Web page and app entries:
══════════════════════════════

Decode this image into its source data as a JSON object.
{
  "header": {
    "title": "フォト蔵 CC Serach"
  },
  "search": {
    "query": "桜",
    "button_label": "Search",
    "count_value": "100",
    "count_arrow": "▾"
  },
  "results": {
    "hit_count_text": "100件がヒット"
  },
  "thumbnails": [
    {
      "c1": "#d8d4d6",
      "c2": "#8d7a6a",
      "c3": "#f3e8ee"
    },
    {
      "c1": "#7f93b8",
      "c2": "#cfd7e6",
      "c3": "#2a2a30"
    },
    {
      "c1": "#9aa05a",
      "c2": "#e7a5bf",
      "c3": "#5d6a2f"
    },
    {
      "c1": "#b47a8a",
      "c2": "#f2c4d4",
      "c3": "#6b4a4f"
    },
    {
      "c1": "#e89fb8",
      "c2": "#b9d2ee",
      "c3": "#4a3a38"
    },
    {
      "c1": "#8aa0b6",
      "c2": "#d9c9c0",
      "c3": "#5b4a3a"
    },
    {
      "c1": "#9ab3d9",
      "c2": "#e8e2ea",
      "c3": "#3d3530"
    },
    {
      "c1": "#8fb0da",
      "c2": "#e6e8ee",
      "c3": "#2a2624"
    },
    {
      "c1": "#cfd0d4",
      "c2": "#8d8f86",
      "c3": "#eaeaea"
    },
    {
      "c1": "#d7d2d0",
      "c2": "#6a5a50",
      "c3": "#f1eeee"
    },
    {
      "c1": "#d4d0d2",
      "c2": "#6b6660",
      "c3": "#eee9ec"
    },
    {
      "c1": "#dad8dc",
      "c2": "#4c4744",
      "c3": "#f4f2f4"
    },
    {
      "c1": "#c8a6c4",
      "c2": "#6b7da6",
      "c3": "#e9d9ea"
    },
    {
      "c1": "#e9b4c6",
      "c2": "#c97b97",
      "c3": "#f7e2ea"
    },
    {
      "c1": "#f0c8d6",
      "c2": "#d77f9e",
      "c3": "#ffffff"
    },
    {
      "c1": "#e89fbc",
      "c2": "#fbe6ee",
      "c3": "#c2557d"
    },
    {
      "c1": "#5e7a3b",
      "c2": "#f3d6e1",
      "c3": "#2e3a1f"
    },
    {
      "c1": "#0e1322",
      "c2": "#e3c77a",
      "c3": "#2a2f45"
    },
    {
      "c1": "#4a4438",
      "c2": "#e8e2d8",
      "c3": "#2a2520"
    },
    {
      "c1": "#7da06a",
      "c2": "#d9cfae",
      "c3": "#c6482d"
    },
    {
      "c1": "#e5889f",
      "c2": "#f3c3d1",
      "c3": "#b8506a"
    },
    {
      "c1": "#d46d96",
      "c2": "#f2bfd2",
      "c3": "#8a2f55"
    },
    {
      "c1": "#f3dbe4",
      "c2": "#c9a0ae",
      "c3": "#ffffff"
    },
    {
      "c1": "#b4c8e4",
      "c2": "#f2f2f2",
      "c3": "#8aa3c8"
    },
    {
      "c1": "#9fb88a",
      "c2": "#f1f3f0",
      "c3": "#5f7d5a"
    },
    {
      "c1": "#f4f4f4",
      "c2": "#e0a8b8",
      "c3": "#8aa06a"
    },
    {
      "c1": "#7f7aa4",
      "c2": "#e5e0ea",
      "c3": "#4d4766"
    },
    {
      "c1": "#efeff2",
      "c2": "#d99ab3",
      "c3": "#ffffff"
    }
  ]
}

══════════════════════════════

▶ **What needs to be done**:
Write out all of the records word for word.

▶ **Reply**:
Decode this image into its source data as a JSON object.
{
  "header": {
    "title": "フォト蔵 CC Serach"
  },
  "search": {
    "query": "桜",
    "button_label": "Search",
    "count_value": "100",
    "count_arrow": "▾"
  },
  "results": {
    "hit_count_text": "100件がヒット"
  },
  "thumbnails": [
    {
      "c1": "#d8d4d6",
      "c2": "#8d7a6a",
      "c3": "#f3e8ee"
    },
    {
      "c1": "#7f93b8",
      "c2": "#cfd7e6",
      "c3": "#2a2a30"
    },
    {
      "c1": "#9aa05a",
      "c2": "#e7a5bf",
      "c3": "#5d6a2f"
    },
    {
      "c1": "#b47a8a",
      "c2": "#f2c4d4",
      "c3": "#6b4a4f"
    },
    {
      "c1": "#e89fb8",
      "c2": "#b9d2ee",
      "c3": "#4a3a38"
    },
    {
      "c1": "#8aa0b6",
      "c2": "#d9c9c0",
      "c3": "#5b4a3a"
    },
    {
      "c1": "#9ab3d9",
      "c2": "#e8e2ea",
      "c3": "#3d3530"
    },
    {
      "c1": "#8fb0da",
      "c2": "#e6e8ee",
      "c3": "#2a2624"
    },
    {
      "c1": "#cfd0d4",
      "c2": "#8d8f86",
      "c3": "#eaeaea"
    },
    {
      "c1": "#d7d2d0",
      "c2": "#6a5a50",
      "c3": "#f1eeee"
    },
    {
      "c1": "#d4d0d2",
      "c2": "#6b6660",
      "c3": "#eee9ec"
    },
    {
      "c1": "#dad8dc",
      "c2": "#4c4744",
      "c3": "#f4f2f4"
    },
    {
      "c1": "#c8a6c4",
      "c2": "#6b7da6",
      "c3": "#e9d9ea"
    },
    {
      "c1": "#e9b4c6",
      "c2": "#c97b97",
      "c3": "#f7e2ea"
    },
    {
      "c1": "#f0c8d6",
      "c2": "#d77f9e",
      "c3": "#ffffff"
    },
    {
      "c1": "#e89fbc",
      "c2": "#fbe6ee",
      "c3": "#c2557d"
    },
    {
      "c1": "#5e7a3b",
      "c2": "#f3d6e1",
      "c3": "#2e3a1f"
    },
    {
      "c1": "#0e1322",
      "c2": "#e3c77a",
      "c3": "#2a2f45"
    },
    {
      "c1": "#4a4438",
      "c2": "#e8e2d8",
      "c3": "#2a2520"
    },
    {
      "c1": "#7da06a",
      "c2": "#d9cfae",
      "c3": "#c6482d"
    },
    {
      "c1": "#e5889f",
      "c2": "#f3c3d1",
      "c3": "#b8506a"
    },
    {
      "c1": "#d46d96",
      "c2": "#f2bfd2",
      "c3": "#8a2f55"
    },
    {
      "c1": "#f3dbe4",
      "c2": "#c9a0ae",
      "c3": "#ffffff"
    },
    {
      "c1": "#b4c8e4",
      "c2": "#f2f2f2",
      "c3": "#8aa3c8"
    },
    {
      "c1": "#9fb88a",
      "c2": "#f1f3f0",
      "c3": "#5f7d5a"
    },
    {
      "c1": "#f4f4f4",
      "c2": "#e0a8b8",
      "c3": "#8aa06a"
    },
    {
      "c1": "#7f7aa4",
      "c2": "#e5e0ea",
      "c3": "#4d4766"
    },
    {
      "c1": "#efeff2",
      "c2": "#d99ab3",
      "c3": "#ffffff"
    }
  ]
}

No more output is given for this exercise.